■ **Brief**
A single number is the answer here: the count of lines in the data below that include the word "FOCUS".

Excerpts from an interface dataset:
◇ ◇ ◇ ◇

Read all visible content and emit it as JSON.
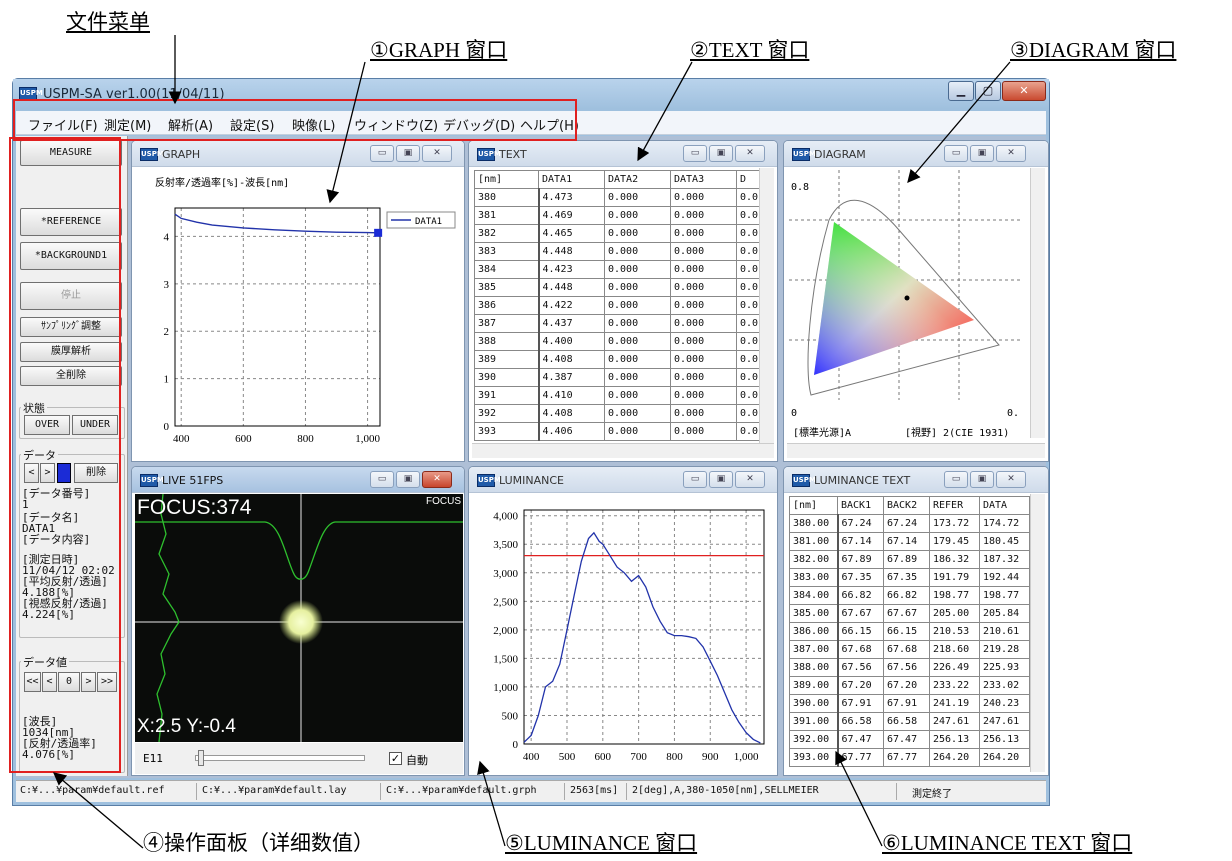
{
  "annotations": {
    "file_menu": "文件菜单",
    "graph_window": "①GRAPH 窗口",
    "text_window": "②TEXT 窗口",
    "diagram_window": "③DIAGRAM 窗口",
    "operation_panel": "④操作面板（详细数值）",
    "luminance_window": "⑤LUMINANCE 窗口",
    "luminance_text_window": "⑥LUMINANCE TEXT 窗口"
  },
  "app": {
    "title": "USPM-SA ver1.00(11/04/11)",
    "menu": [
      "ファイル(F)",
      "測定(M)",
      "解析(A)",
      "設定(S)",
      "映像(L)",
      "ウィンドウ(Z)",
      "デバッグ(D)",
      "ヘルプ(H)"
    ]
  },
  "panel": {
    "measure": "MEASURE",
    "reference": "*REFERENCE",
    "background": "*BACKGROUND1",
    "stop": "停止",
    "sampling": "ｻﾝﾌﾟﾘﾝｸﾞ調整",
    "thickness": "膜厚解析",
    "clear_all": "全削除",
    "state_label": "状態",
    "over": "OVER",
    "under": "UNDER",
    "data_label": "データ",
    "prev": "<",
    "next": ">",
    "delete": "削除",
    "data_number_label": "[データ番号]",
    "data_number": "1",
    "data_name_label": "[データ名]",
    "data_name": "DATA1",
    "data_content_label": "[データ内容]",
    "measure_date_label": "[測定日時]",
    "measure_date": " 11/04/12 02:02",
    "avg_label": "[平均反射/透過]",
    "avg_value": " 4.188[%]",
    "visual_label": "[視感反射/透過]",
    "visual_value": " 4.224[%]",
    "datavalue_label": "データ値",
    "nav_first": "<<",
    "nav_prev": "<",
    "nav_center": "0",
    "nav_next": ">",
    "nav_last": ">>",
    "wavelength_label": "[波長]",
    "wavelength_value": " 1034[nm]",
    "reflect_label": "[反射/透過率]",
    "reflect_value": " 4.076[%]"
  },
  "graph": {
    "title": "GRAPH",
    "chart_data": {
      "type": "line",
      "title": "反射率/透過率[%]-波長[nm]",
      "x": [
        380,
        400,
        450,
        500,
        600,
        700,
        800,
        900,
        1000,
        1034
      ],
      "series": [
        {
          "name": "DATA1",
          "values": [
            4.47,
            4.38,
            4.3,
            4.24,
            4.18,
            4.14,
            4.11,
            4.09,
            4.08,
            4.076
          ]
        }
      ],
      "xlim": [
        380,
        1040
      ],
      "ylim": [
        0,
        4.6
      ],
      "xticks": [
        "400",
        "600",
        "800",
        "1,000"
      ],
      "yticks": [
        "0",
        "1",
        "2",
        "3",
        "4"
      ],
      "legend": "top-right",
      "grid": true
    }
  },
  "text": {
    "title": "TEXT",
    "headers": [
      "[nm]",
      "DATA1",
      "DATA2",
      "DATA3",
      "D"
    ],
    "rows": [
      [
        "380",
        "4.473",
        "0.000",
        "0.000",
        "0.0"
      ],
      [
        "381",
        "4.469",
        "0.000",
        "0.000",
        "0.0"
      ],
      [
        "382",
        "4.465",
        "0.000",
        "0.000",
        "0.0"
      ],
      [
        "383",
        "4.448",
        "0.000",
        "0.000",
        "0.0"
      ],
      [
        "384",
        "4.423",
        "0.000",
        "0.000",
        "0.0"
      ],
      [
        "385",
        "4.448",
        "0.000",
        "0.000",
        "0.0"
      ],
      [
        "386",
        "4.422",
        "0.000",
        "0.000",
        "0.0"
      ],
      [
        "387",
        "4.437",
        "0.000",
        "0.000",
        "0.0"
      ],
      [
        "388",
        "4.400",
        "0.000",
        "0.000",
        "0.0"
      ],
      [
        "389",
        "4.408",
        "0.000",
        "0.000",
        "0.0"
      ],
      [
        "390",
        "4.387",
        "0.000",
        "0.000",
        "0.0"
      ],
      [
        "391",
        "4.410",
        "0.000",
        "0.000",
        "0.0"
      ],
      [
        "392",
        "4.408",
        "0.000",
        "0.000",
        "0.0"
      ],
      [
        "393",
        "4.406",
        "0.000",
        "0.000",
        "0.0"
      ]
    ]
  },
  "diagram": {
    "title": "DIAGRAM",
    "tick_08": "0.8",
    "tick_0": "0",
    "tick_right": "0.",
    "light_source": "[標準光源]A",
    "view": "[視野] 2(CIE 1931)"
  },
  "live": {
    "title": "LIVE 51FPS",
    "focus_value": "FOCUS:374",
    "focus_label": "FOCUS",
    "xy": "X:2.5 Y:-0.4",
    "exposure": "E11",
    "auto": "自動"
  },
  "luminance": {
    "title": "LUMINANCE",
    "chart_data": {
      "type": "line",
      "x": [
        380,
        400,
        420,
        440,
        460,
        480,
        500,
        520,
        540,
        560,
        575,
        590,
        600,
        620,
        640,
        660,
        680,
        700,
        720,
        740,
        760,
        780,
        800,
        820,
        840,
        860,
        880,
        900,
        920,
        940,
        960,
        980,
        1000,
        1020,
        1040
      ],
      "values": [
        30,
        150,
        500,
        1000,
        1100,
        1400,
        2000,
        2600,
        3200,
        3600,
        3700,
        3550,
        3500,
        3300,
        3100,
        3000,
        2850,
        2950,
        2750,
        2400,
        2150,
        1950,
        1900,
        1900,
        1880,
        1850,
        1700,
        1450,
        1200,
        900,
        600,
        380,
        200,
        80,
        20
      ],
      "threshold": 3300,
      "xlim": [
        380,
        1050
      ],
      "ylim": [
        0,
        4100
      ],
      "xticks": [
        "400",
        "500",
        "600",
        "700",
        "800",
        "900",
        "1,000"
      ],
      "yticks": [
        "0",
        "500",
        "1,000",
        "1,500",
        "2,000",
        "2,500",
        "3,000",
        "3,500",
        "4,000"
      ],
      "grid": true
    }
  },
  "lumtext": {
    "title": "LUMINANCE TEXT",
    "headers": [
      "[nm]",
      "BACK1",
      "BACK2",
      "REFER",
      "DATA"
    ],
    "rows": [
      [
        "380.00",
        "67.24",
        "67.24",
        "173.72",
        "174.72"
      ],
      [
        "381.00",
        "67.14",
        "67.14",
        "179.45",
        "180.45"
      ],
      [
        "382.00",
        "67.89",
        "67.89",
        "186.32",
        "187.32"
      ],
      [
        "383.00",
        "67.35",
        "67.35",
        "191.79",
        "192.44"
      ],
      [
        "384.00",
        "66.82",
        "66.82",
        "198.77",
        "198.77"
      ],
      [
        "385.00",
        "67.67",
        "67.67",
        "205.00",
        "205.84"
      ],
      [
        "386.00",
        "66.15",
        "66.15",
        "210.53",
        "210.61"
      ],
      [
        "387.00",
        "67.68",
        "67.68",
        "218.60",
        "219.28"
      ],
      [
        "388.00",
        "67.56",
        "67.56",
        "226.49",
        "225.93"
      ],
      [
        "389.00",
        "67.20",
        "67.20",
        "233.22",
        "233.02"
      ],
      [
        "390.00",
        "67.91",
        "67.91",
        "241.19",
        "240.23"
      ],
      [
        "391.00",
        "66.58",
        "66.58",
        "247.61",
        "247.61"
      ],
      [
        "392.00",
        "67.47",
        "67.47",
        "256.13",
        "256.13"
      ],
      [
        "393.00",
        "67.77",
        "67.77",
        "264.20",
        "264.20"
      ]
    ]
  },
  "status": {
    "ref": "C:¥...¥param¥default.ref",
    "lay": "C:¥...¥param¥default.lay",
    "grph": "C:¥...¥param¥default.grph",
    "time": "2563[ms]",
    "cond": "2[deg],A,380-1050[nm],SELLMEIER",
    "state": "測定終了"
  },
  "colors": {
    "highlight": "#e02020",
    "series": "#2233aa",
    "threshold": "#e02020",
    "camera_line": "#2ec02e"
  }
}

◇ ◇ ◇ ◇

■ **Solution to the exercise**
2